In most European countries, citizens are still obliged to keep close control of their money and budget very strictly. Germans (36.5 points), Austrians (11.6 points) and Bulgarians (2.6 points) are quite spend-happy. In contrast, consumers are focusing on drastically saving in Italy (-49.0 points), Portugal (-43.2 points) and France (-42.2 points).

The United Kingdom is one of the few economies in Europe which registered growth in the first quarter. According to the British Chambers of Commerce, it was up 0.3 percent. Growth of 0.9 percent is forecast for 2013 as a whole. Other economic experts are predicting growth to be even higher. Correspondingly, the Purchasing Manager Index increased to 51.3 points in May and therefore signified a return to growth. Various government reforms aim to boost the economy again. Unemployment has also been largely stable for around one year and is currently at 7.8 percent. In view of these factors, the British are once again taking a more optimistic view of the future. Although consumers are still not keen on investing in high-value products, the mood has improved significantly. Willingness to buy has recovered from its interim low in August 2012 (-51.5 points) to -29.5 points at present. This is the highest value since December 2010.

Following a considerable recovery in willingness to buy in Austria until May (24.1 points), it tumbled to 11.6 points in June. This is primarily attributable to the severe flooding, which predominantly hit Austria, the Czech Republic and Germany at the beginning of June. Rivers overflowing their banks and mudslides on mountain slopes have caused considerable devastation in the small Alpine country. It is not yet possible to predict the full consequences of the flooding.

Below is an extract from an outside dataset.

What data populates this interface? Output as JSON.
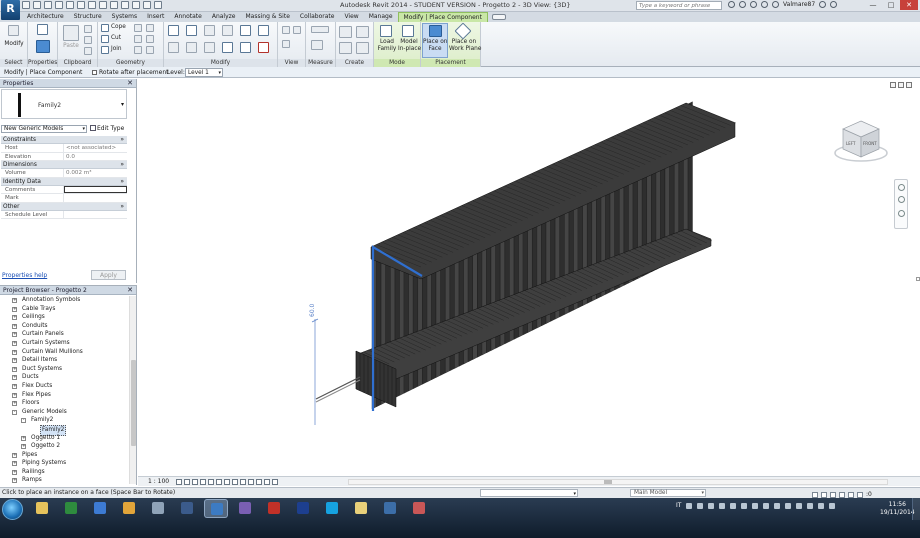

However, the impact on tourism regions, in particular, is likely to be significant. Hotels and restaurants affected by flooding cannot open for business. Companies are also not able to produce. Austrians will have to replace many of their household items and renovate their homes, in some cases entirely rebuilding them. This leaves little financial scope for other investments. By the second half of the year, this necessary spending will provide a boost to the economy.

One of the poorest countries in Europe also continues to struggle with poor economic data. In the first quarter of 2013, GDP in Romania increased by 0.7 percent quarter-on-quarter and 2.6 percent year-on-year. However, unemployment continues to rise. According to Eurostat, it is currently 7.5 percent. Inflation is also rising. At present, it is 4.4 percent and is therefore one of the highest in Europe. This is having an impact on the willingness of Romanians to buy. Many are already reliant on fruit and vegetables from their own garden and they are particularly affected if food prices then also rise. Money does not go much beyond the everyday essentials. Accordingly, the indicator is low at -22.5 points.